“The same goes for the weeds and grass. It’s personally been a thorn in my side since 2008. I grew up outside of town. We didn’t mow our grass every week. Despite what I think, people here have said loud and clear they don’t want tall grass or what they think are weeds. Recently we’re hearing about alternative things like natural areas. Personally those sound like great ideas, but I’d like the Village to keep out of the landscape patrol business. However, I’m obligated by my job to ensure the law is followed as written. It doesn’t give me leeway. I can’t enforce on one person and look the other way on another. That’s not fair.”
Renner concluded, “We’ve received clear feedback from residents that they are getting weary of hearing about infighting over non-issues. I’m personally tired of hearing the nitpicking about all the things employees, council, other resident supposedly have or have not done. I believe I’ve said all I need to say on those issues. Check the facts, talk to people who know. We’re all just trying to help the community here. That’s why I’m doing this job in the first place. That’s why other people volunteer their time.”
• Zets said he’s being badgered about what he’s doing for the village and what he’s charging.
Newbold asked if she could review a list of Zets’ services and charges to the village.
Mary Renner said she’s welcome to review that information at any time. The information, like other village information in any village, must remain at the Village Office and can’t be removed or distributed. But, it’s completely open for review.
“We trust (Zets),” said council member Lynn Snider. “People are attacking him when he’s the innocent guy over there.” She said the village has never had a problem with Zets or his firm.
Zets said he often reduces his own fees to give the village a break.

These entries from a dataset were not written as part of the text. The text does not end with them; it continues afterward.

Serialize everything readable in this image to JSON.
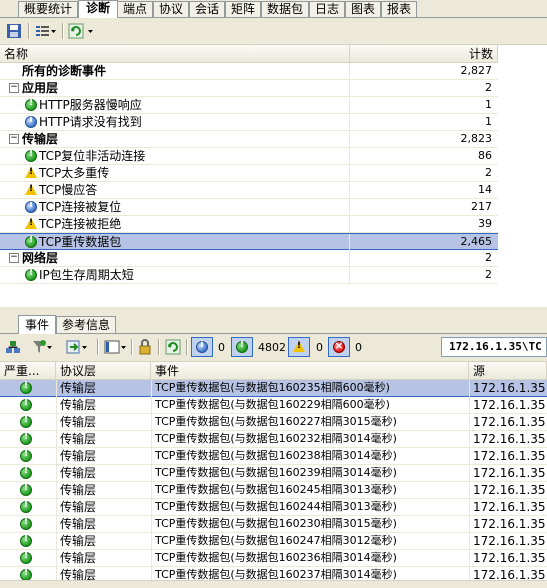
{
  "tabs": [
    "概要统计",
    "诊断",
    "端点",
    "协议",
    "会话",
    "矩阵",
    "数据包",
    "日志",
    "图表",
    "报表"
  ],
  "active_tab": "诊断",
  "tree": {
    "columns": {
      "name": "名称",
      "count": "计数"
    },
    "rows": [
      {
        "label": "所有的诊断事件",
        "count": "2,827",
        "kind": "root"
      },
      {
        "label": "应用层",
        "count": "2",
        "kind": "group"
      },
      {
        "label": "HTTP服务器慢响应",
        "count": "1",
        "kind": "item",
        "icon": "ok"
      },
      {
        "label": "HTTP请求没有找到",
        "count": "1",
        "kind": "item",
        "icon": "info"
      },
      {
        "label": "传输层",
        "count": "2,823",
        "kind": "group"
      },
      {
        "label": "TCP复位非活动连接",
        "count": "86",
        "kind": "item",
        "icon": "ok"
      },
      {
        "label": "TCP太多重传",
        "count": "2",
        "kind": "item",
        "icon": "warn"
      },
      {
        "label": "TCP慢应答",
        "count": "14",
        "kind": "item",
        "icon": "warn"
      },
      {
        "label": "TCP连接被复位",
        "count": "217",
        "kind": "item",
        "icon": "info"
      },
      {
        "label": "TCP连接被拒绝",
        "count": "39",
        "kind": "item",
        "icon": "warn"
      },
      {
        "label": "TCP重传数据包",
        "count": "2,465",
        "kind": "item",
        "icon": "ok",
        "selected": true
      },
      {
        "label": "网络层",
        "count": "2",
        "kind": "group"
      },
      {
        "label": "IP包生存周期太短",
        "count": "2",
        "kind": "item",
        "icon": "ok"
      }
    ]
  },
  "bottom_tabs": [
    "事件",
    "参考信息"
  ],
  "bottom_toolbar": {
    "info_count": "0",
    "ok_count": "4802",
    "warn_count": "0",
    "err_count": "0",
    "address_filter": "172.16.1.35\\TC"
  },
  "list": {
    "columns": {
      "severity": "严重...",
      "layer": "协议层",
      "event": "事件",
      "source": "源"
    },
    "rows": [
      {
        "layer": "传输层",
        "event": "TCP重传数据包(与数据包160235相隔600毫秒)",
        "source": "172.16.1.35",
        "selected": true
      },
      {
        "layer": "传输层",
        "event": "TCP重传数据包(与数据包160229相隔600毫秒)",
        "source": "172.16.1.35"
      },
      {
        "layer": "传输层",
        "event": "TCP重传数据包(与数据包160227相隔3015毫秒)",
        "source": "172.16.1.35"
      },
      {
        "layer": "传输层",
        "event": "TCP重传数据包(与数据包160232相隔3014毫秒)",
        "source": "172.16.1.35"
      },
      {
        "layer": "传输层",
        "event": "TCP重传数据包(与数据包160238相隔3014毫秒)",
        "source": "172.16.1.35"
      },
      {
        "layer": "传输层",
        "event": "TCP重传数据包(与数据包160239相隔3014毫秒)",
        "source": "172.16.1.35"
      },
      {
        "layer": "传输层",
        "event": "TCP重传数据包(与数据包160245相隔3013毫秒)",
        "source": "172.16.1.35"
      },
      {
        "layer": "传输层",
        "event": "TCP重传数据包(与数据包160244相隔3013毫秒)",
        "source": "172.16.1.35"
      },
      {
        "layer": "传输层",
        "event": "TCP重传数据包(与数据包160230相隔3015毫秒)",
        "source": "172.16.1.35"
      },
      {
        "layer": "传输层",
        "event": "TCP重传数据包(与数据包160247相隔3012毫秒)",
        "source": "172.16.1.35"
      },
      {
        "layer": "传输层",
        "event": "TCP重传数据包(与数据包160236相隔3014毫秒)",
        "source": "172.16.1.35"
      },
      {
        "layer": "传输层",
        "event": "TCP重传数据包(与数据包160237相隔3014毫秒)",
        "source": "172.16.1.35"
      }
    ]
  }
}
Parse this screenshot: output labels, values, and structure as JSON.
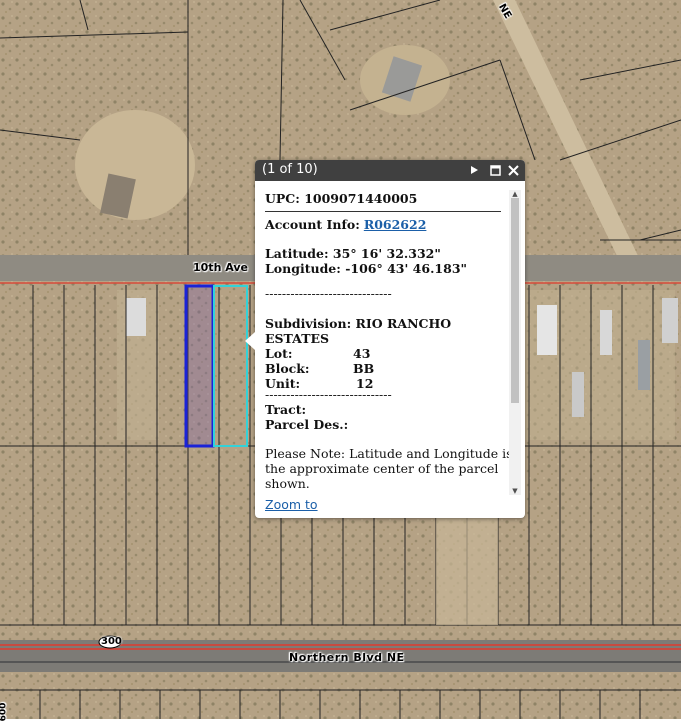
{
  "map": {
    "roads": {
      "tenth_ave": "10th Ave",
      "northern_blvd": "Northern Blvd NE",
      "route_shield": "300",
      "corner_partial": "NE",
      "bottom_left_partial": "600"
    }
  },
  "popup": {
    "title": "(1 of 10)",
    "play_icon": "play-icon",
    "maximize_icon": "maximize-icon",
    "close_icon": "close-icon",
    "upc": "UPC: 1009071440005",
    "account_label": "Account Info:",
    "account_link": "R062622",
    "latitude": "Latitude: 35° 16' 32.332\"",
    "longitude": "Longitude: -106° 43' 46.183\"",
    "separator": "------------------------------",
    "subdivision_label": "Subdivision:",
    "subdivision_value": "RIO RANCHO",
    "subdivision_value_2": "ESTATES",
    "lot_label": "Lot:",
    "lot_value": "43",
    "block_label": "Block:",
    "block_value": "BB",
    "unit_label": "Unit:",
    "unit_value": "12",
    "tract_label": "Tract:",
    "parcel_label": "Parcel Des.:",
    "note_1": "Please Note: Latitude and Longitude is",
    "note_2": "the approximate center of the parcel",
    "note_3": "shown.",
    "zoom_link": "Zoom to"
  }
}
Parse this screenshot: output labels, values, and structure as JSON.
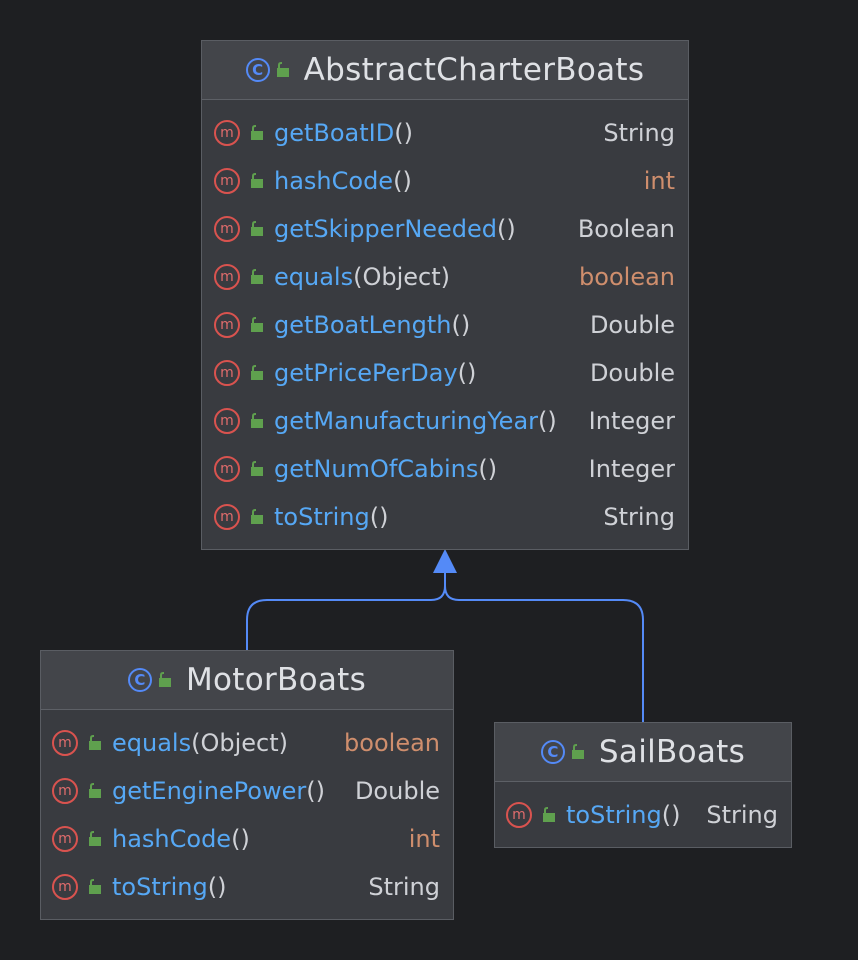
{
  "colors": {
    "background": "#1e1f22",
    "class_icon": "#548af7",
    "method_icon": "#d9534f",
    "lock_icon": "#5fa04e",
    "method_name": "#56a8f5",
    "primitive_type": "#cf8e6d",
    "edge": "#548af7"
  },
  "classes": [
    {
      "name": "AbstractCharterBoats",
      "icon": "class-icon",
      "methods": [
        {
          "name": "getBoatID",
          "params": "()",
          "return": "String",
          "primitive": false
        },
        {
          "name": "hashCode",
          "params": "()",
          "return": "int",
          "primitive": true
        },
        {
          "name": "getSkipperNeeded",
          "params": "()",
          "return": "Boolean",
          "primitive": false
        },
        {
          "name": "equals",
          "params": "(Object)",
          "return": "boolean",
          "primitive": true
        },
        {
          "name": "getBoatLength",
          "params": "()",
          "return": "Double",
          "primitive": false
        },
        {
          "name": "getPricePerDay",
          "params": "()",
          "return": "Double",
          "primitive": false
        },
        {
          "name": "getManufacturingYear",
          "params": "()",
          "return": "Integer",
          "primitive": false
        },
        {
          "name": "getNumOfCabins",
          "params": "()",
          "return": "Integer",
          "primitive": false
        },
        {
          "name": "toString",
          "params": "()",
          "return": "String",
          "primitive": false
        }
      ]
    },
    {
      "name": "MotorBoats",
      "icon": "class-icon",
      "methods": [
        {
          "name": "equals",
          "params": "(Object)",
          "return": "boolean",
          "primitive": true
        },
        {
          "name": "getEnginePower",
          "params": "()",
          "return": "Double",
          "primitive": false
        },
        {
          "name": "hashCode",
          "params": "()",
          "return": "int",
          "primitive": true
        },
        {
          "name": "toString",
          "params": "()",
          "return": "String",
          "primitive": false
        }
      ]
    },
    {
      "name": "SailBoats",
      "icon": "class-icon",
      "methods": [
        {
          "name": "toString",
          "params": "()",
          "return": "String",
          "primitive": false
        }
      ]
    }
  ],
  "relations": [
    {
      "from": "MotorBoats",
      "to": "AbstractCharterBoats",
      "type": "extends"
    },
    {
      "from": "SailBoats",
      "to": "AbstractCharterBoats",
      "type": "extends"
    }
  ],
  "icons": {
    "class_glyph": "C",
    "method_glyph": "m"
  }
}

In an email, Newbold explained why she questioned Zets. “The agenda, which is set by the Mayor, for the last Council meeting called for the renewal of Solicitor Zets’ contract with the village on an emergency basis. There was no reason to renew Solicitor Zets’ contract, which does not expire until December on an emergency basis in September. I plan to review the reasonableness of Solicitor Zets’ fees, not only by looking at his hourly rate, but by looking at the matters he has been tasked to work on, as well as his past and present performance. I do not feel that the taxpayers of the Village should pay Solicitor Zets to perform legal tasks related to the infighting of council members, or personal disputes of elected officials. At the last personnel committee meeting, I suggested interviewing other attorneys so we could make a more informed decision about hiring a village solicitor. My suggestion was dismissed.”
Newbold continued, “As a council member, I am responsible, along with the other council members, for the budget and have a fiduciary duty to spend public funds wisely. I plan to fully explore funds paid to the Village Solicitor at the next regular council meeting, which will be held on October 24, 2016, and I encourage all villagers to attend.”
Patrick said no one is tighter on budgetary issues and she and Fiscal Officer Melissa Tremblay. “I truly look at every dime we spend to see if we need to spend it,” Patrick said. “I look for ways to save money. I know the state we were in 12 years ago and I never want to get into that state again.”
Tremblay said the village just received a clean audit from the State of Ohio.
Hedges said he’s not questioning Patrick, he’s questioning what’s being done and he doesn’t want a lawyer being used for anyone’s personal agenda on the village government.